My students have been doing an excellent job of sharing their notes on our course blogs.
Each week, I select one student to be our class “scribe.” They turn their notes from class (lecture + discussion + personal anecdotes/flavor) into a class “report.”
And I grade it.
Here are a few samples.
- Jen Banning on how you can turn stories into a novel.
- Kelsey Englert on how you can turn a novel into stories.
- Kate Gutheil also on turning a novel into stories.
- Rebecca B. on subplots in novels.
What I’ve learned
I feel like it’s only fair to share my course content (to a certain extent), since most of my course content in novel-writing comes from materials I’ve been able to find online.
I made my students contributors to these course blogs, which means they format their posts, and I check them over and publish them. Or they can publish them on their own blogs and I reblog them.
I love how the practice of students blogging about the course enables me to see their notes, what they learned, what made an impression (and what didn’t).
I encourage them to post on their own blog (like Kelsey E. did). What better time to start a blog than when you’re in school and you’re immersed in books and writing?
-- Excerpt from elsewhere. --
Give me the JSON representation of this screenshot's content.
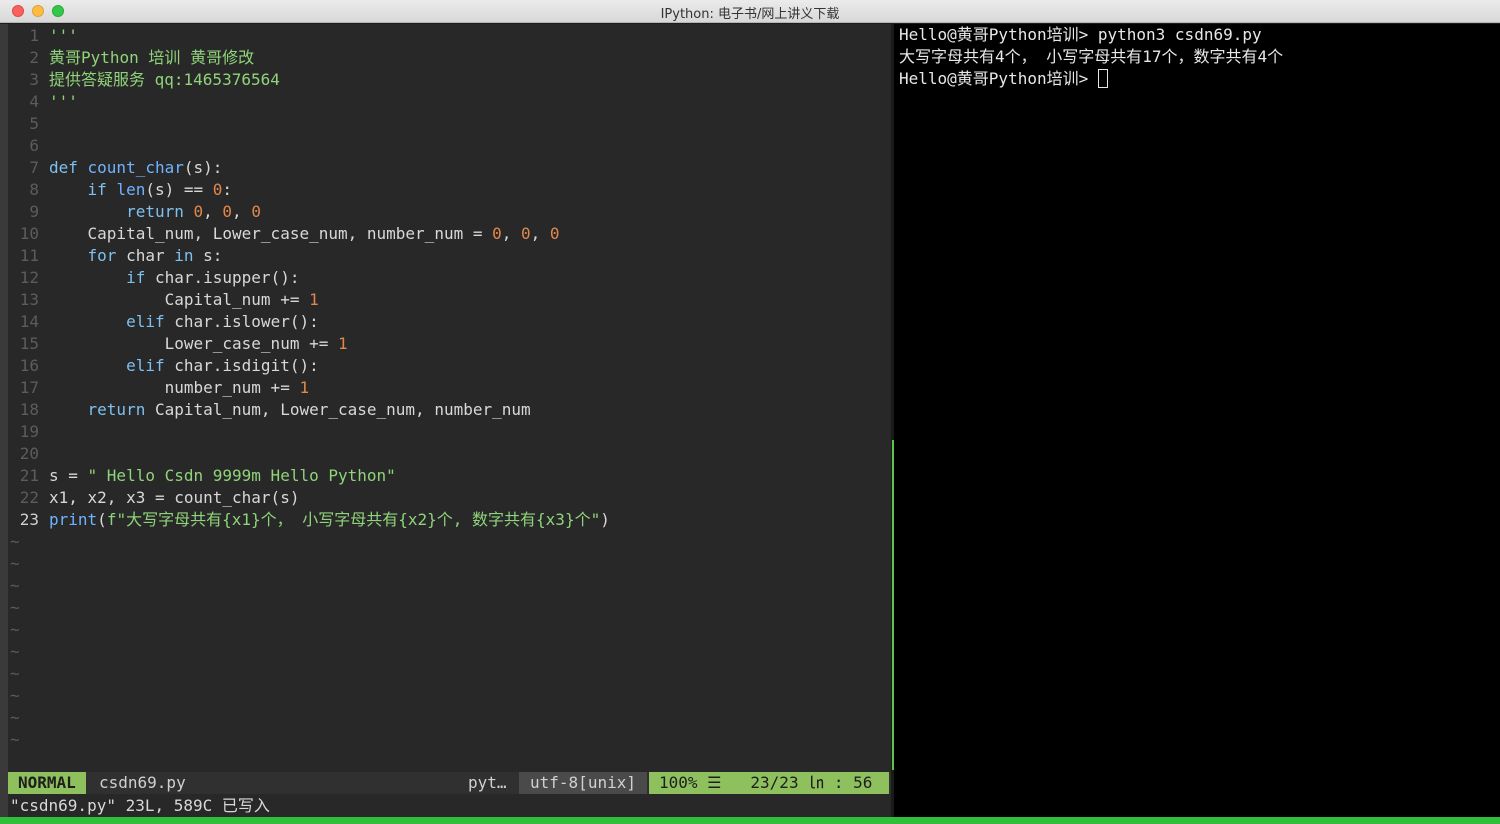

If you like what some of them have to say, feel free to follow them back to their blogs or just say, “Good job” or “Thank you.”
Some of them, however, aren’t yet comfortable with having an online presence. And that’s okay, too.
I’ve been trying to figure out for the last few years how to incorporate the social media practices of literary citizenship into my courses, and I think I may have finally figured it out. Here is the rubric I use to assess/grade their blog posts, which are worth 10% of their grade:
Yes, I know this is a certain kind of blogging–that’s being graded by the professor–and so the students probably aren’t going to talk smack about me or the material. As if that’s what blogging is anyway.
So many people think blogging is about bragging. It’s not. To me, blogging is teaching. It’s sharing. And what better way to engage in that process than to blog about a class you’re taking, esp. when you have the professor’s permission to do so.
I came up with this idea after teaching at a few writer’s conferences and festivals. Many of the attendees shared what they learned from me. I wondered: why shouldn’t I encourage my college students to do what is de rigueur at conferences?
One reason why I do this: knowing how to blog is a marketable skill. My former student Ashley Ford works for Pivot Marketing in Indianapolis and here’s a blog post about blogging, also known as “sponsored posts.”